## Records to use
----------------

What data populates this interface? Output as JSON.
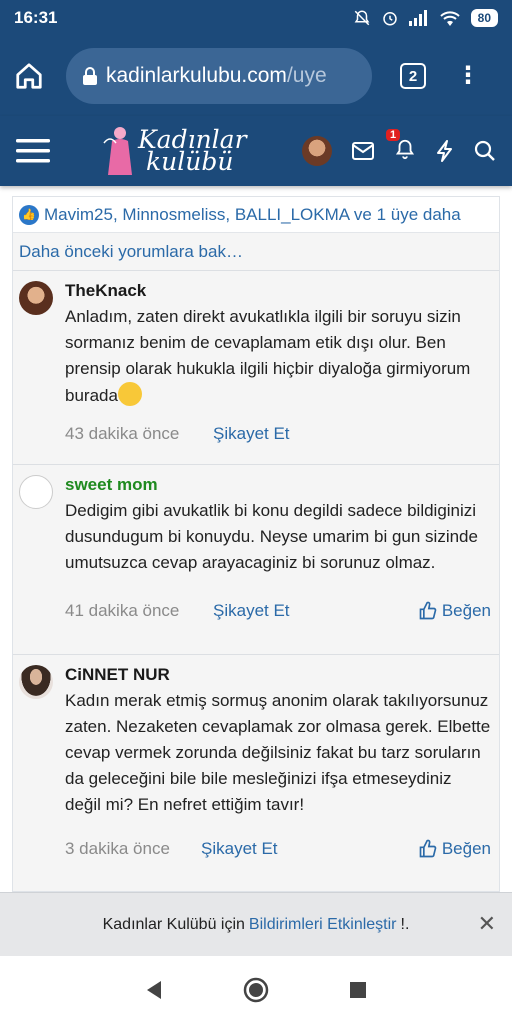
{
  "status_bar": {
    "time": "16:31",
    "battery": "80"
  },
  "browser": {
    "url_main": "kadinlarkulubu.com",
    "url_rest": "/uye",
    "tab_count": "2"
  },
  "site": {
    "logo_line1": "Kadınlar",
    "logo_line2": "kulübü",
    "notification_count": "1"
  },
  "likes": {
    "text": "Mavim25, Minnosmeliss, BALLI_LOKMA ve 1 üye daha"
  },
  "earlier_link": "Daha önceki yorumlara bak…",
  "comments": [
    {
      "author": "TheKnack",
      "body": "Anladım, zaten direkt avukatlıkla ilgili bir soruyu sizin sormanız benim de cevaplamam etik dışı olur. Ben prensip olarak hukukla ilgili hiçbir diyaloğa girmiyorum burada",
      "time": "43 dakika önce",
      "report": "Şikayet Et"
    },
    {
      "author": "sweet mom",
      "body": "Dedigim gibi avukatlik bi konu degildi sadece bildiginizi dusundugum bi konuydu. Neyse umarim bi gun sizinde umutsuzca cevap arayacaginiz bi sorunuz olmaz.",
      "time": "41 dakika önce",
      "report": "Şikayet Et",
      "like": "Beğen"
    },
    {
      "author": "CiNNET NUR",
      "body": "Kadın merak etmiş sormuş anonim olarak takılıyorsunuz zaten. Nezaketen cevaplamak zor olmasa gerek. Elbette cevap vermek zorunda değilsiniz fakat bu tarz soruların da geleceğini bile bile mesleğinizi ifşa etmeseydiniz değil mi? En nefret ettiğim tavır!",
      "time": "3 dakika önce",
      "report": "Şikayet Et",
      "like": "Beğen"
    }
  ],
  "notification_banner": {
    "prefix": "Kadınlar Kulübü için",
    "link": "Bildirimleri Etkinleştir",
    "suffix": "!."
  },
  "colors": {
    "header_bg": "#1c4a7a",
    "link": "#2b6aa8",
    "green_author": "#1f8a1f"
  }
}
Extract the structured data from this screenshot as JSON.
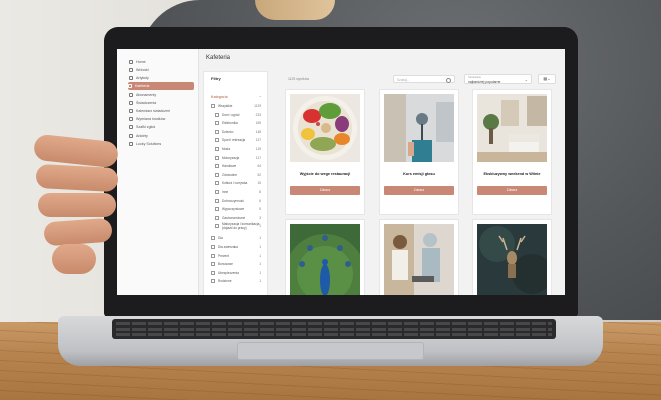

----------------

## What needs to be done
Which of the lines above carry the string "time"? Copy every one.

## Response area
    "time": "16:31",
      "time": "43 dakika önce",
      "time": "41 dakika önce",
      "time": "3 dakika önce",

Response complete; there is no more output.